  16. OMG do you not understand that nothing will happen? That there will never be a prosecution of those torturers?
    Prosecution of criminals and the law in general is based upon precedent. There IS NO PRECEDENT in the US for the prosecution of its citizens much less administration officials for torture. This action of amnesty recommended by the ACLU is the best hope of establishing that prescedent.
    Kudos to them foe thinking out of the box. As for the author above, he seems unable to think at all.

  17. I simply cannot believe Mr. Romero’s response to the torture report. The torture report, although it documents sadistic criminal acts, and while I am in no way attempting to diminish the pain and humiliation suffered by the victims, pales in comparison to the remote electronic torture of thousands of Americans as we speak, that the torture industry has long migrated to.

    Mr. Romero knows about the remote torture too, as many have accessed the ACLU to inform them of their agony, seeking help.

    Please read:

Trackbacks and Pingbacks

  1. […] autoridades estadounidenses, quienes además no pueden cobijar con amnistías aquellas (como se ha propuesto por alguno de forma errada) las violaciones ni ampararse en normas internacionales dispositivas […]

  2. […] international law professor Kevin Jon Heller wrote that the “fatal flaw” in Romero’s argument is that the Bush administration’s […]

  3. […] autoridades estadounidenses, quienes además no pueden cobijar con amnistías aquellas (como se ha propuesto por alguno de forma errada) las violaciones ni ampararse en normas internacionales dispositivas […]

  4. […] wird, sofern Obama dem ACLU-Vorschlag folgen sollte, höchstens einen Präsidenten geben, der uns sagt: Übrigens, ich finde, das sind Verbrecher, aber bestraft werden sollen sie […]

  5. […] international law professor Kevin Jon Heller wrote that the “fatal flaw” in Romero’s argument is that the Bush administration’s […]

  6. […] And two at Opinio Juris: first, second. […]
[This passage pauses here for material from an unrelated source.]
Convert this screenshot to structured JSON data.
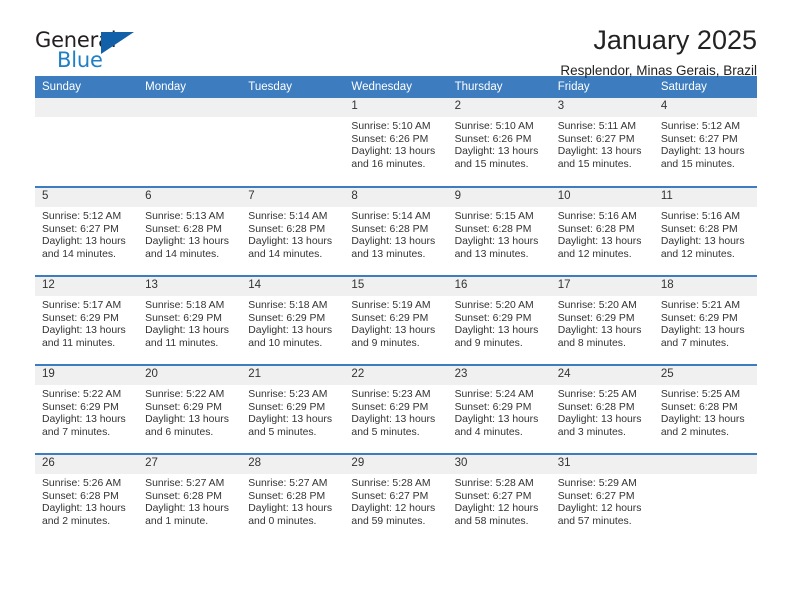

  7. […] “rectal-rehydrating” Senate report on torture. Except, perhaps, to loudly reject the twisted logic of the ACLU’s call to pardon the perpetrators to “ensure that the […]